Another large room is also laid in donor tile floor edged with glass display cases and collections. Old TVs look like they came straight out of my childhood. A medical collection includes a portable iron lung. Here are pianos, elaborately wood-carved organs, and phonographs with big listening horns. A small-scale 1930s matchstick church is surrounded by other miniature buildings. Three rows of old typewriters have found a home here. In one corner is an old-fashioned farm kitchen; in another, farm tools, including saws and scythes, are arranged artfully hanging on the wall.

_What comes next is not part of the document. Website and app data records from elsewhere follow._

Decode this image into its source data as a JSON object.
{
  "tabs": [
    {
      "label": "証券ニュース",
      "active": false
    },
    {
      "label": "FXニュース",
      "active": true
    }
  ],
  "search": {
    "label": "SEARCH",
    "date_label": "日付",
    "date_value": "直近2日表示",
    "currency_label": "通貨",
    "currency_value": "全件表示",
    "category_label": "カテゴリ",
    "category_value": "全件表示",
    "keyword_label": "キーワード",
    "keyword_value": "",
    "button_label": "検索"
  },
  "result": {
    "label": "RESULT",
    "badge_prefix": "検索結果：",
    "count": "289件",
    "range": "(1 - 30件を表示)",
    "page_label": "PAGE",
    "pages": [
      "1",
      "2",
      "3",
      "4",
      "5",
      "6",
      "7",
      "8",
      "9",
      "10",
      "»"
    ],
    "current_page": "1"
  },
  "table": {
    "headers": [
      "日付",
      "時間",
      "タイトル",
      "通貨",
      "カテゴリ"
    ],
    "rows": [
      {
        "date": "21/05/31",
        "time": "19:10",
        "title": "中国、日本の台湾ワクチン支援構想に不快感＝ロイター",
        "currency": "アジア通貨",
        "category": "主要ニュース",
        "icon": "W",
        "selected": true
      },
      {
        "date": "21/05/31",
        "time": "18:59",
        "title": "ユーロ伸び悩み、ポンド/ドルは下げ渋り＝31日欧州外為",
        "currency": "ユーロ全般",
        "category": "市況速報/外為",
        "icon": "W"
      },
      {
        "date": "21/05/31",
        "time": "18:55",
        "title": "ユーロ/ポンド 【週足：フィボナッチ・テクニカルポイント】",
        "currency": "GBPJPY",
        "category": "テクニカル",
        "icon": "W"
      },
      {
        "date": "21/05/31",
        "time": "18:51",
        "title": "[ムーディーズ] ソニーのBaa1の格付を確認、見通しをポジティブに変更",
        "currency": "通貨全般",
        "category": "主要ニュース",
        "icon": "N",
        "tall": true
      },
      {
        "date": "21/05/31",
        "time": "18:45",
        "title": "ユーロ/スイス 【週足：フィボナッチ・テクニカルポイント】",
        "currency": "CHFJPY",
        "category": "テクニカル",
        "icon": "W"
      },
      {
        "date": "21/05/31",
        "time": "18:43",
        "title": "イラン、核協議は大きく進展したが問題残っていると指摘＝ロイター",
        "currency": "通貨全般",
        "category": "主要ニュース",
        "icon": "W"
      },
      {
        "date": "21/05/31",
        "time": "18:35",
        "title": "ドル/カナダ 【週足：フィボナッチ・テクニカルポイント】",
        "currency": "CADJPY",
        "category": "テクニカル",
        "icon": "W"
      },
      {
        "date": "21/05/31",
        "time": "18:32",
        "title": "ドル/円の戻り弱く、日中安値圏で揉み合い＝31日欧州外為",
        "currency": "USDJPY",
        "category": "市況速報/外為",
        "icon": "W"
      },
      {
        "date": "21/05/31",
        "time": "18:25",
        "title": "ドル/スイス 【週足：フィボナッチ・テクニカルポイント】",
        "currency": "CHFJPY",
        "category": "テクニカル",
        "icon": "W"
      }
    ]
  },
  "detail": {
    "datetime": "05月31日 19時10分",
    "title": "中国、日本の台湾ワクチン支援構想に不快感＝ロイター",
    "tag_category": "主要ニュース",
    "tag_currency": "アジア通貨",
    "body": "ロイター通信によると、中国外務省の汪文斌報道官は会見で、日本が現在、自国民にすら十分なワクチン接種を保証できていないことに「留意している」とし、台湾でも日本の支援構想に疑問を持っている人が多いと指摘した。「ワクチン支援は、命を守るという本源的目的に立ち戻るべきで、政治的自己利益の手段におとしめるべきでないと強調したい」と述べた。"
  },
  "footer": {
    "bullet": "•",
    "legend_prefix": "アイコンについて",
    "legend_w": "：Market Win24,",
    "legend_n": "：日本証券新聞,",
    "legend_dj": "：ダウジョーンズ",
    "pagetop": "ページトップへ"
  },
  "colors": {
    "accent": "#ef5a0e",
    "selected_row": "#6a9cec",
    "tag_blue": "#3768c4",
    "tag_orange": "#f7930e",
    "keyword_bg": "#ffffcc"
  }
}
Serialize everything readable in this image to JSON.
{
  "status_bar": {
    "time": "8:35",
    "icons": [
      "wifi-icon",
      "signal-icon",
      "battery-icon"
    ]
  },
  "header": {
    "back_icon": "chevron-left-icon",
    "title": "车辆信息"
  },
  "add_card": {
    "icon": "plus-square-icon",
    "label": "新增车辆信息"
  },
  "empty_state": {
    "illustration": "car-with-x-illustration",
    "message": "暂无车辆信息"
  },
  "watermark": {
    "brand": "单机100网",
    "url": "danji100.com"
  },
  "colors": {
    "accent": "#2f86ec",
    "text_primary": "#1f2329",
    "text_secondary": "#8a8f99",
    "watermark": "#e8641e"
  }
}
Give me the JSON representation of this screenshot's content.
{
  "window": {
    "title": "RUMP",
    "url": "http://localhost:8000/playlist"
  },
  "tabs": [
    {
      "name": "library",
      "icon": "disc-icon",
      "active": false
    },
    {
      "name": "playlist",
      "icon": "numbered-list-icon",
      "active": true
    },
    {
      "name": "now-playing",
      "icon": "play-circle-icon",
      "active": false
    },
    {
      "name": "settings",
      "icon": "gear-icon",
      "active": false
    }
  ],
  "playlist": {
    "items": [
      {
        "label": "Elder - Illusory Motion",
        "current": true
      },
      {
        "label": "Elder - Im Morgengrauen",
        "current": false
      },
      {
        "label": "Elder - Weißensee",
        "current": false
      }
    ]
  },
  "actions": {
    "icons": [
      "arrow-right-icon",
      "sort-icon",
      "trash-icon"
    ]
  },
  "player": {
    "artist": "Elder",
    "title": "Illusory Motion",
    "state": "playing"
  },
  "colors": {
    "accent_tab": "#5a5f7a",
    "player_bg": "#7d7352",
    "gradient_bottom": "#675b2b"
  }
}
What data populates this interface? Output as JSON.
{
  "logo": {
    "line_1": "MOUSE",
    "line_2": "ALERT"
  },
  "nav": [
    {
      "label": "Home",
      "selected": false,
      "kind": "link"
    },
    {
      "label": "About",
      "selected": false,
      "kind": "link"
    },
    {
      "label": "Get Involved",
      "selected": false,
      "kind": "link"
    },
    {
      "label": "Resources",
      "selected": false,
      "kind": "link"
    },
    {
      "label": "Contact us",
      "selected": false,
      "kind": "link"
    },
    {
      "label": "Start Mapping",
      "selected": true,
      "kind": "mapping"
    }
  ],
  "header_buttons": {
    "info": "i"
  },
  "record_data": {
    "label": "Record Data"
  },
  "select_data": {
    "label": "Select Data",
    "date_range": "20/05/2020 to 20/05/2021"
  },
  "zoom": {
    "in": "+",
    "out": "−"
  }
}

Round another corner and you’re in yet another room with glass cases and World War II military clothing and memorabilia. Very worn leather pilots’ jackets lie next to crisp military dress uniforms that look like new. Here are photos and a scale model of the USS Chadron commissioned in 1942. Displays of weapons range from arrowheads to pistols to rifles.
Walk outside and enter the schoolhouse, where a school marm manikin stands lecturing by her desk behind the woodstove. A color-coded map of the "countries and their colonies" hangs on the wall. Walk over to the fully furnished settlers’ cabin and climb the stairs to the slope-roofed bedroom, where child manikins stand between beds and cribs, chamber pots underneath. Behind the cabin, a small barn contains a shiny, life-sized black-and-white cow and more farming implements. A local craftsman made and donated unique stained-glass windows to the old schoolhouse/church building to give it more of a churchy feel. Though most of the windows illustrate religious themes, the black steam engine stands out. Coveted railroad access meant survival for these outpost towns.
In the row of old farm equipment, robust weeds grow up through long-unused tractor blades, cultivators, and potato diggers. The museum grounds stand on the former farm of the pioneer Card family, who had lived there since 1910.
There’s no admission charge, but donations are accepted. The museum is open from 10am to 5pm weekdays and Saturdays and 1 to 5pm Sundays from Memorial Day to October 1. Call 308/432-4999 for further information.
Dawes County Historical Museum
341 Country Club Road
Chadron, Nebraska 69337
Rodeo, New Mexico